App and web page records
————————

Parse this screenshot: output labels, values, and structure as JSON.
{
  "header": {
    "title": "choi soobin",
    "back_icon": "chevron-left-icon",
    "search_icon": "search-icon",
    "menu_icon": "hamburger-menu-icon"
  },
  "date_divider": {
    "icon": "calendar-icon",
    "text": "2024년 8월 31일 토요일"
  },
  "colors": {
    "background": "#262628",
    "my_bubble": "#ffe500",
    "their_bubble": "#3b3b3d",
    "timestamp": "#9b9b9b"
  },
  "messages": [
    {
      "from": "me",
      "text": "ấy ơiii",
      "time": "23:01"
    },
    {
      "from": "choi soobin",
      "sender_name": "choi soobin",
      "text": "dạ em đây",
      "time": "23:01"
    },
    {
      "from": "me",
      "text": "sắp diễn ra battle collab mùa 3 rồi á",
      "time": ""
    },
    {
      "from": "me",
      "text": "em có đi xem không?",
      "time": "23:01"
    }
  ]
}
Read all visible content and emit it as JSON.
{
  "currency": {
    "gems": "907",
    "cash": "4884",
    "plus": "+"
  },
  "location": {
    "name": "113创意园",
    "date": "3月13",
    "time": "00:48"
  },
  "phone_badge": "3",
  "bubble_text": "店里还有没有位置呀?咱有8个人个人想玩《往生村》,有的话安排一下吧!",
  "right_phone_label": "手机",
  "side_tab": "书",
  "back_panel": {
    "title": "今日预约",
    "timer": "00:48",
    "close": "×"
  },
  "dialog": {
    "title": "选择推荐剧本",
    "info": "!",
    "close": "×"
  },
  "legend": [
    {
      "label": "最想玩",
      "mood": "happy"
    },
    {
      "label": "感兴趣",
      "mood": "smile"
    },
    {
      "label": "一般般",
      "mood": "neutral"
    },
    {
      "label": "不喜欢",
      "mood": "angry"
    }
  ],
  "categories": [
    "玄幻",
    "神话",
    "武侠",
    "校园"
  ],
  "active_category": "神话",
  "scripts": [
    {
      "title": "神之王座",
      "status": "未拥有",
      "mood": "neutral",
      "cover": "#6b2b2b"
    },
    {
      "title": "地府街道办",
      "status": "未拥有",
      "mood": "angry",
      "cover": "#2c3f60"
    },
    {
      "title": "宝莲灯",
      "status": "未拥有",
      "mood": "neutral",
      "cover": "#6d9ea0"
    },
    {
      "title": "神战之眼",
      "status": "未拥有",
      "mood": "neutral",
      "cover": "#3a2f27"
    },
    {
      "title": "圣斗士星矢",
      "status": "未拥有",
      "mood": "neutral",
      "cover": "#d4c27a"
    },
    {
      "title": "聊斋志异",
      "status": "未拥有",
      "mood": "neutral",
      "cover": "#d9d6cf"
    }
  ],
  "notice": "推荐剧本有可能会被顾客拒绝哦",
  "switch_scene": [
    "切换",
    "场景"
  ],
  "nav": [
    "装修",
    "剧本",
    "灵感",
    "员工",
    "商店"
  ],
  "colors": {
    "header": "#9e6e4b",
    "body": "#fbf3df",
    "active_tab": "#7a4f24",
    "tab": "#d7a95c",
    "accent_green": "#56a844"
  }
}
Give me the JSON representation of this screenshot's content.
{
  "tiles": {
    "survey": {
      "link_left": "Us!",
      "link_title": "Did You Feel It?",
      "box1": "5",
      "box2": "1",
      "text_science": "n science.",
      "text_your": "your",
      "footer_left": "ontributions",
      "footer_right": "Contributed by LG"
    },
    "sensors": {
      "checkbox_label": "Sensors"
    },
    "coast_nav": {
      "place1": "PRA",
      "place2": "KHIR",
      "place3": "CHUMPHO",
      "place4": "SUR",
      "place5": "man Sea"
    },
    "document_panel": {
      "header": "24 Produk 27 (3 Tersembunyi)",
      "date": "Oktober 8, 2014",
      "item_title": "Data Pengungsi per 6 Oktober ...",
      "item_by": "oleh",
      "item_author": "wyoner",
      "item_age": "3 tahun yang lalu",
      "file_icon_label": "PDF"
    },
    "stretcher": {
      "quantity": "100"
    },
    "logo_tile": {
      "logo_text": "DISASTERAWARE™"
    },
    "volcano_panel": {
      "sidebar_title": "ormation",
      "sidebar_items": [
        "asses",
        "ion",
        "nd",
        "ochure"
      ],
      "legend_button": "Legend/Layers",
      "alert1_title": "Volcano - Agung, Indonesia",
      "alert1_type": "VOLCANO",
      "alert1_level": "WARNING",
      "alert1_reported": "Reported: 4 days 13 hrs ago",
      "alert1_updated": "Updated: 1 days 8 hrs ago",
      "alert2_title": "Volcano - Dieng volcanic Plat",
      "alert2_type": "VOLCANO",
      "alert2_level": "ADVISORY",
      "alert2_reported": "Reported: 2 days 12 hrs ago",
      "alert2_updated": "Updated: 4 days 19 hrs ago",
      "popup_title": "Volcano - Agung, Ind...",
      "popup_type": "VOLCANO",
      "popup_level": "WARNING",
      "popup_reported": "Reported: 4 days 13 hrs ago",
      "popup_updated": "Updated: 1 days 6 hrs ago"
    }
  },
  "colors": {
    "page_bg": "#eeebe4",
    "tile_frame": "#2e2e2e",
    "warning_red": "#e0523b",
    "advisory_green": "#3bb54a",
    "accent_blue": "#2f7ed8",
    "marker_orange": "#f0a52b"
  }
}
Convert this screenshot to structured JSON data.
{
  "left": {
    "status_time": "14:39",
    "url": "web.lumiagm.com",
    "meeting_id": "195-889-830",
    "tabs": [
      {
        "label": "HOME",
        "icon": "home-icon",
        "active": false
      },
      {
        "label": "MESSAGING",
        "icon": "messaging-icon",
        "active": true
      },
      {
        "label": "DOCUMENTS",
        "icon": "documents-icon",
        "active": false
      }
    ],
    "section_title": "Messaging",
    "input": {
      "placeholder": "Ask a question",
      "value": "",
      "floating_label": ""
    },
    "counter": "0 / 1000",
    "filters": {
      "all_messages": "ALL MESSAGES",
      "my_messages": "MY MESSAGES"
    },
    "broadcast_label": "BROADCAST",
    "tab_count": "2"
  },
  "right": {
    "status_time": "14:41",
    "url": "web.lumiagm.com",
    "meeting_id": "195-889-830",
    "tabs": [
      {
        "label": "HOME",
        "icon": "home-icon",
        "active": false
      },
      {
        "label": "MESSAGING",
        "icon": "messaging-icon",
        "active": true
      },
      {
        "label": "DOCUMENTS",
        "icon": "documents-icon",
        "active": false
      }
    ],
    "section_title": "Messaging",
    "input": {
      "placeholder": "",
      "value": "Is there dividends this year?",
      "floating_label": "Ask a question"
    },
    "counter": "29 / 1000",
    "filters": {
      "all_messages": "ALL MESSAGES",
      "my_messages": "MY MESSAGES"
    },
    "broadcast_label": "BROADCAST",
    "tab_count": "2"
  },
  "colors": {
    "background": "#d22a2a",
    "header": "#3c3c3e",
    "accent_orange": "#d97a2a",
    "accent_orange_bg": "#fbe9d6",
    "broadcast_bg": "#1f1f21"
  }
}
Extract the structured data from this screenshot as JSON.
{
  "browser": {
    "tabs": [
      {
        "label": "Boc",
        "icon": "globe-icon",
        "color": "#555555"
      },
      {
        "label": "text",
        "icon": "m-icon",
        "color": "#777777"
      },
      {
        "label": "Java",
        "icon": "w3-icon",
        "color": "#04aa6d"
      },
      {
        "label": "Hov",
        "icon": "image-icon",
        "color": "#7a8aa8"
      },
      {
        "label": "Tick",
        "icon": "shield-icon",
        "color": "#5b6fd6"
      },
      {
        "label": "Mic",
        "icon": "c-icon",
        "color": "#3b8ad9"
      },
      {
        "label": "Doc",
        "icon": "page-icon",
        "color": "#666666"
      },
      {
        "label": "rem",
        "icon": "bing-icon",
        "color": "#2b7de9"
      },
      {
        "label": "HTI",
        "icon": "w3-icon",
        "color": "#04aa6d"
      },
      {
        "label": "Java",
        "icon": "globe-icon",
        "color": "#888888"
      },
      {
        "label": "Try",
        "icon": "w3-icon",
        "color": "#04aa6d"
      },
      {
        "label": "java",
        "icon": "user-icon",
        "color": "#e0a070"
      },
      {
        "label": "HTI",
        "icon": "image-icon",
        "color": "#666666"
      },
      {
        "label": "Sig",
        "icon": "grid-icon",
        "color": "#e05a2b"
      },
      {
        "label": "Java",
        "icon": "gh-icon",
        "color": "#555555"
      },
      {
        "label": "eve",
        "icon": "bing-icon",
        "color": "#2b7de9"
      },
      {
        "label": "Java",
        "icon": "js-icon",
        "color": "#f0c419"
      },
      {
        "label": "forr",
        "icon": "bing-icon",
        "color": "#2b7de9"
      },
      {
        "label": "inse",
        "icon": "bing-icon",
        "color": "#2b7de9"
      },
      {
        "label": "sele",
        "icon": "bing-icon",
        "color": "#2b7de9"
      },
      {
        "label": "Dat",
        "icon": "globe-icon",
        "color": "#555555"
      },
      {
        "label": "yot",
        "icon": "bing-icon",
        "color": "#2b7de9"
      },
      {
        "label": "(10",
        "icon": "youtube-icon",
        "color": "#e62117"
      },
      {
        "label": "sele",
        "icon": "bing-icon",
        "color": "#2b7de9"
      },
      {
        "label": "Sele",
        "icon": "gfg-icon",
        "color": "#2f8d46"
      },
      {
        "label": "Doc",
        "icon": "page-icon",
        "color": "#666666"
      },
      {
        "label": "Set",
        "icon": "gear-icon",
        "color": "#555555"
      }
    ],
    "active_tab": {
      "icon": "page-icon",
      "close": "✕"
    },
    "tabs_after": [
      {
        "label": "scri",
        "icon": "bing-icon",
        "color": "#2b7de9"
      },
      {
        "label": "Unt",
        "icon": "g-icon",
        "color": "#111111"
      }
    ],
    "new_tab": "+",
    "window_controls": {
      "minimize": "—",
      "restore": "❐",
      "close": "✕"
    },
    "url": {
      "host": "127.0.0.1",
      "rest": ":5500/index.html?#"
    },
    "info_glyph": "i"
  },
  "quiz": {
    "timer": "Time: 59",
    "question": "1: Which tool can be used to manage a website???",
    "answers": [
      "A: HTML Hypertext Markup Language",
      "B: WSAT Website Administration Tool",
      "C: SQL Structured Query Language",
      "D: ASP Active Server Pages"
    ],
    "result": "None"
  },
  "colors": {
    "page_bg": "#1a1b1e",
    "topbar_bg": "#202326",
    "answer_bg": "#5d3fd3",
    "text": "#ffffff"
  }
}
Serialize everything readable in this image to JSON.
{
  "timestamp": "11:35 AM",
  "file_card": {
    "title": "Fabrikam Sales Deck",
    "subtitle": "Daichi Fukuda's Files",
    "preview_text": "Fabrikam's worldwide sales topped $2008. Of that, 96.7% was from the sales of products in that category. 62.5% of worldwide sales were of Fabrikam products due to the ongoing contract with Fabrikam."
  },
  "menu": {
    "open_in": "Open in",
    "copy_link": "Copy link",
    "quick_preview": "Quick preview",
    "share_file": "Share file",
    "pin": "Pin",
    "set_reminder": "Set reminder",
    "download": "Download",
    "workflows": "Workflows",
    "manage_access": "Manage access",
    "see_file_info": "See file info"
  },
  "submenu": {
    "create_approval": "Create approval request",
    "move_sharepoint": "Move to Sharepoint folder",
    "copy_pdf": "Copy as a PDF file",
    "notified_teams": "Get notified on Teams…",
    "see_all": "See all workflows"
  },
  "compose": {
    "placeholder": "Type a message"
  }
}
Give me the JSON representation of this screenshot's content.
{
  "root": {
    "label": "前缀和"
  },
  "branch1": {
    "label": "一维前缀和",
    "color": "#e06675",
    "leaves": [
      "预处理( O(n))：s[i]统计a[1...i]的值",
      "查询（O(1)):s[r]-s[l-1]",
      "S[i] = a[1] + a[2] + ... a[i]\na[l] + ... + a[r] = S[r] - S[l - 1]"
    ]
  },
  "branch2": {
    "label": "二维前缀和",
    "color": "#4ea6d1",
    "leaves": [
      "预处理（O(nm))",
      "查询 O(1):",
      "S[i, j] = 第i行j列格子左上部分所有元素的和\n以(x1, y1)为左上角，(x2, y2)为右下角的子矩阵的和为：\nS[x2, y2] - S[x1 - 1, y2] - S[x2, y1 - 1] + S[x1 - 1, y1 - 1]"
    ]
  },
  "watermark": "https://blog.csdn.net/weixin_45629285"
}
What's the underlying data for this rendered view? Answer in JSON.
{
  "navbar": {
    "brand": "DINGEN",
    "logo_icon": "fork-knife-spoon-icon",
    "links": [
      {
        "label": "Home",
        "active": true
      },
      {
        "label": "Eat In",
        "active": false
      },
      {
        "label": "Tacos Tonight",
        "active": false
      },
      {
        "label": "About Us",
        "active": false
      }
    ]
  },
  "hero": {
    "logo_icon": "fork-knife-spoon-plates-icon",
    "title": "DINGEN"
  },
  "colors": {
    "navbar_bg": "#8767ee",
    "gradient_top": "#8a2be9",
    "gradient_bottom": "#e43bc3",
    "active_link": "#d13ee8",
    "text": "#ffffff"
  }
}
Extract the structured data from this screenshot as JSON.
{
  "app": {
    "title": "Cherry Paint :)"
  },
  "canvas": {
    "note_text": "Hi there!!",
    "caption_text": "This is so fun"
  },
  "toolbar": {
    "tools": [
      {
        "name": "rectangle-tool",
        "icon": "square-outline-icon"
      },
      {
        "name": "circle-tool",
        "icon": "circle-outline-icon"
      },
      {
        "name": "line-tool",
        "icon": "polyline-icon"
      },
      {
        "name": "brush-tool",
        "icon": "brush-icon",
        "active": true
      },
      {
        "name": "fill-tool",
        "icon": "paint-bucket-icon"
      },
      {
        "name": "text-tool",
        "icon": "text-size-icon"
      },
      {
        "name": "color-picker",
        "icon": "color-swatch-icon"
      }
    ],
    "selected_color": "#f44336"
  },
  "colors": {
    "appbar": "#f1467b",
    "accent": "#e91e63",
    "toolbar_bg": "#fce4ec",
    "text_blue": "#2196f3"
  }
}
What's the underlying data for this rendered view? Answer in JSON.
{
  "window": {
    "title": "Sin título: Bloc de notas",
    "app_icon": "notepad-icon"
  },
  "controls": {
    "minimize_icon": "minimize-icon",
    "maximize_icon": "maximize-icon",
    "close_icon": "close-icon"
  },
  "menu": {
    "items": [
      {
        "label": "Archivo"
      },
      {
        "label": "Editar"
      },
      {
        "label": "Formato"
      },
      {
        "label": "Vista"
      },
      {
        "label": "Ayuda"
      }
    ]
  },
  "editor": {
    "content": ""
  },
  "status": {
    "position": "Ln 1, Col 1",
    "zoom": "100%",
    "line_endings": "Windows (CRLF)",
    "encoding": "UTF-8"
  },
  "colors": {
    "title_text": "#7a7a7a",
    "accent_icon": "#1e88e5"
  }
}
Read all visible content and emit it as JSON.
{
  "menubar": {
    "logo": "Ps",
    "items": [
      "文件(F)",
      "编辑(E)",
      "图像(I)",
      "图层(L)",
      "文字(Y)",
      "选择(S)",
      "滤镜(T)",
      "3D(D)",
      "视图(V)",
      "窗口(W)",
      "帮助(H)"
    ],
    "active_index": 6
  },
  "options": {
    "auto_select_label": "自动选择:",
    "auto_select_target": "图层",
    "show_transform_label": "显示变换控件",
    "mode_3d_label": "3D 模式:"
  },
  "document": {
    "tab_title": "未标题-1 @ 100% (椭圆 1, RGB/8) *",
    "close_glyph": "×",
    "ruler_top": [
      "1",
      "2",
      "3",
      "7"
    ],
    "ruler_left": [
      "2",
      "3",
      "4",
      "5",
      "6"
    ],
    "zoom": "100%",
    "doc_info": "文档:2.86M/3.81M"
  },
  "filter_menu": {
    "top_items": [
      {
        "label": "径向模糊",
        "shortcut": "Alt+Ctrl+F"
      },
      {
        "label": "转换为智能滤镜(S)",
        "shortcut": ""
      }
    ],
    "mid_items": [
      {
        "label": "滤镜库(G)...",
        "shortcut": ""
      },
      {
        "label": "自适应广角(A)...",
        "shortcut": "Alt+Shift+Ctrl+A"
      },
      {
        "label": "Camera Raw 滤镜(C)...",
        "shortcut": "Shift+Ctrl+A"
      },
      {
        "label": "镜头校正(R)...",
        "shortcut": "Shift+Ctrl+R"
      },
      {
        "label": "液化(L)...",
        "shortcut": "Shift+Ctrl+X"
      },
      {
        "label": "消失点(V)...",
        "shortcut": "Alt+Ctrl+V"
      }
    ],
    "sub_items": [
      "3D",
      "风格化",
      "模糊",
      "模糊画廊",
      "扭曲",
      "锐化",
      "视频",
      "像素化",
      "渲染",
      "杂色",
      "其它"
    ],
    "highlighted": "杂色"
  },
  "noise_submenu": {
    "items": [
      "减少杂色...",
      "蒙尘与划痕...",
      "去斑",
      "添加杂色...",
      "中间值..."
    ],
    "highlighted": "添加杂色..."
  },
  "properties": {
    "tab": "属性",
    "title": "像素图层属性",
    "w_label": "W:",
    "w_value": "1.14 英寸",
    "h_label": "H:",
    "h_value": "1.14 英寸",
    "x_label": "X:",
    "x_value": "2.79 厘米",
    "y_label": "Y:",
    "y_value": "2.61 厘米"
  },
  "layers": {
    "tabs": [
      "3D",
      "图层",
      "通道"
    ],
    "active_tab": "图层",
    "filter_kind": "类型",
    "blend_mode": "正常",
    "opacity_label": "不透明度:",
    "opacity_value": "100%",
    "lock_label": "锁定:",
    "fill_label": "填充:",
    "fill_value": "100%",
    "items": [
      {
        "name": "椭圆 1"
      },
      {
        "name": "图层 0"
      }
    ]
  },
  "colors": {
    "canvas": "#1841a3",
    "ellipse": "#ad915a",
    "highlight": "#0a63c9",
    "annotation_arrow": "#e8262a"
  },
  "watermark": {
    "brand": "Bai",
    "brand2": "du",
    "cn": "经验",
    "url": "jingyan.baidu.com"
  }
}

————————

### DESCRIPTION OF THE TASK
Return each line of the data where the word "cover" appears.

### SOLUTION
      "cover": "#6b2b2b"
      "cover": "#2c3f60"
      "cover": "#6d9ea0"
      "cover": "#3a2f27"
      "cover": "#d4c27a"
      "cover": "#d9d6cf"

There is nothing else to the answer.